The next week was one of the worst of my life. As if it weren’t bad enough that I had become mute, I had to deal with a schizophrenic patient named Zach who would sneak into my room at night and try to murder me. Then, after I thought I was going to be released, I made “friends” with Sarah—a heavy-set redhead that loved to play cards and eat animal crackers (man, we ate a lot of animal crackers at that hospital). I didn’t know where I would go if I was released; so I started making plans to try and stay with Sarah and her husband. She was released before me; and, I thought for sure, she, like everyone else in my life, would abandon me.
Well, Sarah didn’t abandon me and I did see her again; but it wasn’t on the terms I had hoped for. A day later, she was back at the center. This time, though, she wasn’t the same redhead that liked to play cards and graze on animal crackers; she now had this drab, hollow look about her. With concern I asked, “Sarah, what’s the matter, why are you back so quickly?” I noticed there were no more cards or animal crackers; she just stared off into space like some creature had possessed her body. “Jeff, I’m back in, well...for stabbing my husband!”
“That’s it. I will end up back on the street … I can’t take it!”
Then I heard about the dual-diagnoses program. Someone told me that the other part of the building was where the dual-diagnoses treatment program was and that the patients there could stay for up to three months.

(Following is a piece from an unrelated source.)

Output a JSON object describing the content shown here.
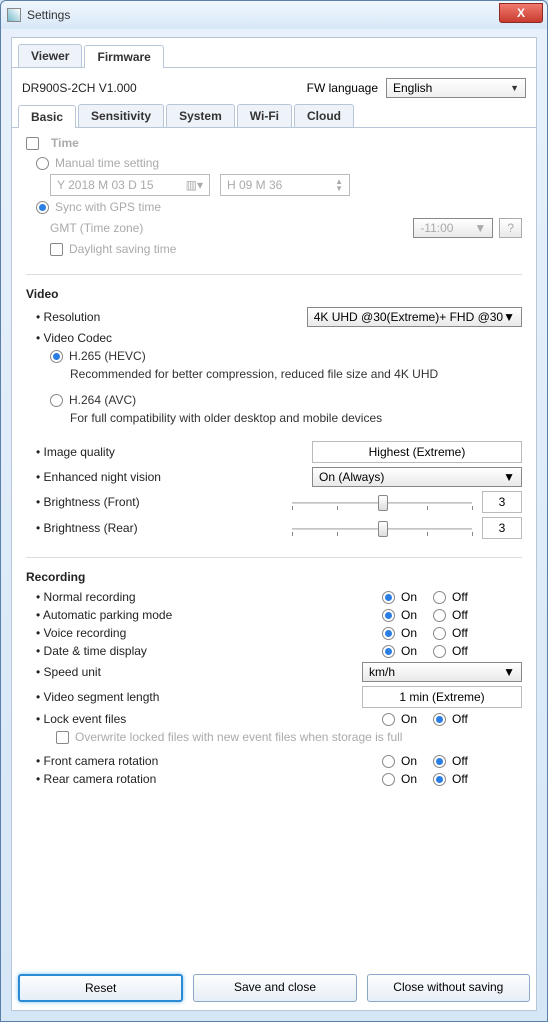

Wow! Three months, you mean, I would have three more months before they kick me out and I had to, possibly, end my life? The program sounded great; I wanted to apply.
“But, if I’m not accepted and, as a consequence, thrown back on the streets, I will end my life; I can’t take being homeless again—not this time.”
Walking in, chewing on a donut, and with his belly flopped over his belt, with a smile, Jimmie said, “I’m a recovering addict myself, doing supervision work here and I will be interviewing you today.” Jimmy seemed hopeful, but unconvinced about the likelihood of me getting into the dual-diagnoses program. There were only a certain amount of spots and hope wasn’t exactly radiating from Jimmy’s teddy-bear like body—leaving me still numb. “It will take a couple of days before they let me know,” Jimmie explained. I don’t think the powers that be (or Jolly Jimmie for that matter) understood that my very life hinged on their decision.
Then, after three gruelling days, I got the verdict. “Let’s do another interview Jeff,” Jimmie said with that confusing smile again. You see, with Jimmie’s natural smiley face, a person couldn’t tell if he had good things on his mind or if he just had a smile painted on his chunky face because of his propensity for smiling—or because he really liked his donuts. Most of the time I was mute, but when Jimmie came around—considering him the ticket to my life—I temporarily shook the silence. Sitting down after watching Jimmie annihilate another bear-claw donut, I realized that this wasn’t another interview; it was Jimmie telling me—I was accepted!
Getting into this program saved my life. It marked the beginning of my recovery process. During my stay at the hospital I decided to lay down my own efforts to cope with life’s issues and hand the reigns over to God.
After finally realizing that my own efforts to resuscitate my life were feeble, I discovered that God was the only one who could relieve the “built up pressure” in me. Also, I learned that the only way I could be right where God wanted me to be—flat lined—was if I gave up control. The, a full blown heartbeat was triggered. Allowing God to begin His work, while not easy, changed the course of my life. Makes me want to call Wikipedia and let them in on the new statistics of the Lazarus Syndrome: 25, to now 26 cases.
So come on, move over and get out of the truck already! You never know, what you find just might surprise you. Maybe, like Ernie, you have just run out of gas. Or, better yet, maybe, like Ol’ Johnny Johnerson, a cable in your life has just wiggled itself loose and it’s something that (with God’s help) you will be able to fix after all!